Why didn't central bankers in Japan flood yen into the system ("printing money") to stimulate inflation and prevent this 12-year phenomenon? Surely this would have also had the effect of making their exports cheaper, thereby stimulation the economy further???

I think the main reason I'm asking this is to further guess what happens to Gold during a deflationary period, using Japan as the model. I'd like to know how much manipulation of the economy has been in place over the last 12 years, and whether Gold price movement over that period can be attributed to any one strategy. I suppose ultimately I'm keen to know whether there's a flaw in the "hold gold" opinion expressed so often on this board...

AF.

Share this post


Link to post
Share on other sites

I'm just reading his speech.

Perhaps this thread should be moved to "investments"...

Anyway - a question - for the financial experts on this site... According to the above referrenced speech, an argument for Gold exists regardless of whether the economy enters an inflationary or deflationary period, as the fix for the latter is to artifically stimulate the former.

During the last 12 years of deflation in Japan, the price of Gold dipped and recovered... showing perhaps limited manipulation of the economy...

Why didn't central bankers in Japan flood yen into the system ("printing money") to stimulate inflation and prevent this 12-year phenomenon? Surely this would have also had the effect of making their exports cheaper, thereby stimulation the economy further???

I think the main reason I'm asking this is to further guess what happens to Gold during a deflationary period, using Japan as the model.
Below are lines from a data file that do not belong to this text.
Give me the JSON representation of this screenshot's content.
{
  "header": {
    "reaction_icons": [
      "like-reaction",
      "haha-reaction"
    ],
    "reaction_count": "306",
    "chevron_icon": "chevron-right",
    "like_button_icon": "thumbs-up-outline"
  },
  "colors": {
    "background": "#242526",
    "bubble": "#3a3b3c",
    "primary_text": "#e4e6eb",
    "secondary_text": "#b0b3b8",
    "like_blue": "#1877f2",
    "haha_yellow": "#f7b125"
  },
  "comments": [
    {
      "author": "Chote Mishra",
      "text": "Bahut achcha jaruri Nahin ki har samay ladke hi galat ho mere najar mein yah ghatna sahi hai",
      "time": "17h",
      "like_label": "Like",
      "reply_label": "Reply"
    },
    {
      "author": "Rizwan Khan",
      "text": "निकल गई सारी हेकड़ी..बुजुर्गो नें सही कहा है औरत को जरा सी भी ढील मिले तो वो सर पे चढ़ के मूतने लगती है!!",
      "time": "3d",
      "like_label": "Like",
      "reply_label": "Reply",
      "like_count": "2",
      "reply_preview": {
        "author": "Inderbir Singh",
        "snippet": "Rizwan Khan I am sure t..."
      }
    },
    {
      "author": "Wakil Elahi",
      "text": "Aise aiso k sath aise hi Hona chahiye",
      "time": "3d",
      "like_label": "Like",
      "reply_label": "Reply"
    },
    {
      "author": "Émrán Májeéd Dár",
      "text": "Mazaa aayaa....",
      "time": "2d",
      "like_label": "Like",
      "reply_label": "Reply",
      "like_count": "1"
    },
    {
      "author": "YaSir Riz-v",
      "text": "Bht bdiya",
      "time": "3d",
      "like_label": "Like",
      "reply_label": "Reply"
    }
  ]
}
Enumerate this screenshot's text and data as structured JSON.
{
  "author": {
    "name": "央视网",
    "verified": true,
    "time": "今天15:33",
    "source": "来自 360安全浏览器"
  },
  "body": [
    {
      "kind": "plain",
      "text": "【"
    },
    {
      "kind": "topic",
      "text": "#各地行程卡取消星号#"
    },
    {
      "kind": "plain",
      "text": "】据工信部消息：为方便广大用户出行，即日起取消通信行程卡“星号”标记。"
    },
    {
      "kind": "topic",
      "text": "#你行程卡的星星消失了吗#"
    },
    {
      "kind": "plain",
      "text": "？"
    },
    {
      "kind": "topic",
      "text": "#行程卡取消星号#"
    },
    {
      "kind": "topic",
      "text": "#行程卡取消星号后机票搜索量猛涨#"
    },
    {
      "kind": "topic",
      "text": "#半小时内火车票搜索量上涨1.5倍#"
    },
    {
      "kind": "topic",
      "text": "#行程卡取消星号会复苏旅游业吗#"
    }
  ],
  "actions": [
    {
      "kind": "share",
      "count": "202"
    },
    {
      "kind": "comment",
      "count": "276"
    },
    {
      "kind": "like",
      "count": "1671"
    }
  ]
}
I'd like to know how much manipulation of the economy has been in place over the last 12 years, and whether Gold price movement over that period can be attributed to any one strategy. I suppose ultimately I'm keen to know whether there's a flaw in the "hold gold" opinion expressed so often on this board...

AF.

they did!!!!!!....but the whole world was going through a deflationary phase too!....why do you think US/UK had been cutting IR's so much?

global growth was knackered,and so domestic spending came to the rescue in US/UK.japan just couldn't compete given the ramp-up it had in the 80's.....when speculators pulled the plug all the tiger economies suffered...but japan being the biggest and best known fell hardest.

Share this post


Link to post
Share on other sites

Join the conversation

You can post now and register later. If you have an account, sign in now to post with your account.

Guest
Reply to this topic...

×   Pasted as rich text.   Paste as plain text instead

  Only 75 emoji are allowed.

×   Your link has been automatically embedded.   Display as a link instead

×   Your previous content has been restored.   Clear editor

×   You cannot paste images directly. Upload or insert images from URL.

Loading...
Sign in to follow this  

  • Recently Browsing   0 members

    No registered users viewing this page.

  • 301 Brexit, House prices and Summer 2020

    1. 1. Including the effects Brexit, where do you think average UK house prices will be relative to now in June 2020?


      • down 5% +
      • down 2.5%
      • Even
      • up 2.5%
      • up 5%



×
×
  • Create New...

Important Information

We have placed cookies on your device to help make this website better. You can adjust your cookie settings, otherwise we'll assume you're okay to continue.